In the wake of a controversial pardon for convicted ex-Arizona sheriff Joe Arpaio, will President Trump also pardon disgraced ex-Los Angeles Sheriff Lee Baca?
Baca’s attorney refused to comment this week when asked if there’s any possibility of a presidential pardon for his client.
Baca is fighting to stay out of custody while he appeals his conviction for conspiring to derail an FBI probe into corruption in the jail system.
“I can’t comment one way or the other,’” Baca’s attorney Nathan Hochman told City News Service.
Hochman was asked if Baca or anyone on his legal team had approached the White House about a possible pardon, or if there had been any contact with presidential officials.
“I understand the question,” Hochman said, but he declined to respond further.
Baca, 75, was sentenced to three years in prison in May for his conviction on charges of conspiracy to obstruct justice, obstruction of justice and making false statements.
In a nine-page ruling, U.S. District Judge Percy Anderson found in July that Baca had “failed to raise a substantial question likely to result in reversal or new trial.”
Hochman said he plans to present evidence to show that a reversal is warranted based on judicial error and Baca should remain free while those issues are explored.
After Trump publicly speculated about a pardon for Arpaio, the president announced Aug. 25 that he had granted the pardon.
Arpaio is the former sheriff of Maricopa County in Arizona.
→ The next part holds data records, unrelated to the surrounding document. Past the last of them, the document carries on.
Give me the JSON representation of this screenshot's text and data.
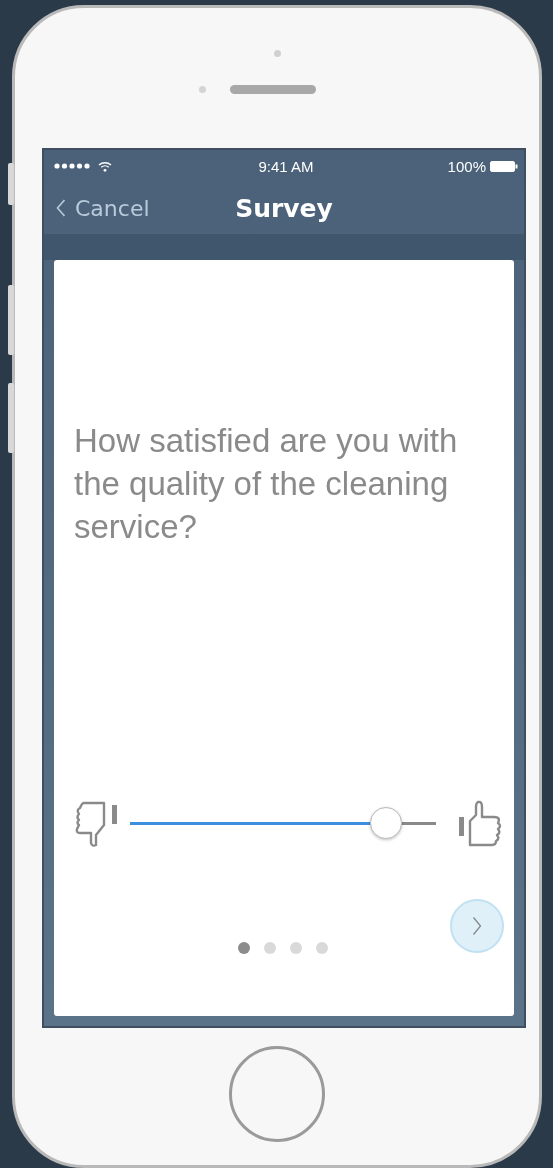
{
  "status_bar": {
    "time": "9:41 AM",
    "battery": "100%"
  },
  "nav": {
    "back": "Cancel",
    "title": "Survey"
  },
  "question": "How satisfied are you with the quality of the cleaning service?",
  "slider": {
    "level": 0.84
  },
  "pages": [
    {
      "selected": true
    },
    {
      "selected": false
    },
    {
      "selected": false
    },
    {
      "selected": false
    }
  ]
}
He was found guilty in federal court of criminal contempt. He ignored an order to stop his deputies from detaining people just because the law enforcement officers thought individuals looked like illegal immigrants.
Trump said Arpaio has “done a great job for the people of Arizona, he’s very strong on borders, very strong on illegal immigration, he is loved in Arizona.
“I thought he was treated unbelievably unfairly when they came down with their big decision to go get him.”
Without any comment from Baca’s attorney, it’s difficult to know what Trump thinks of Baca.
During Baca’s two trials, prosecutors described the ex-lawman as being the top figure in the multi-part conspiracy, which also involved his former right-hand man, Paul Tanaka, and eight deputies who took orders from the sheriff.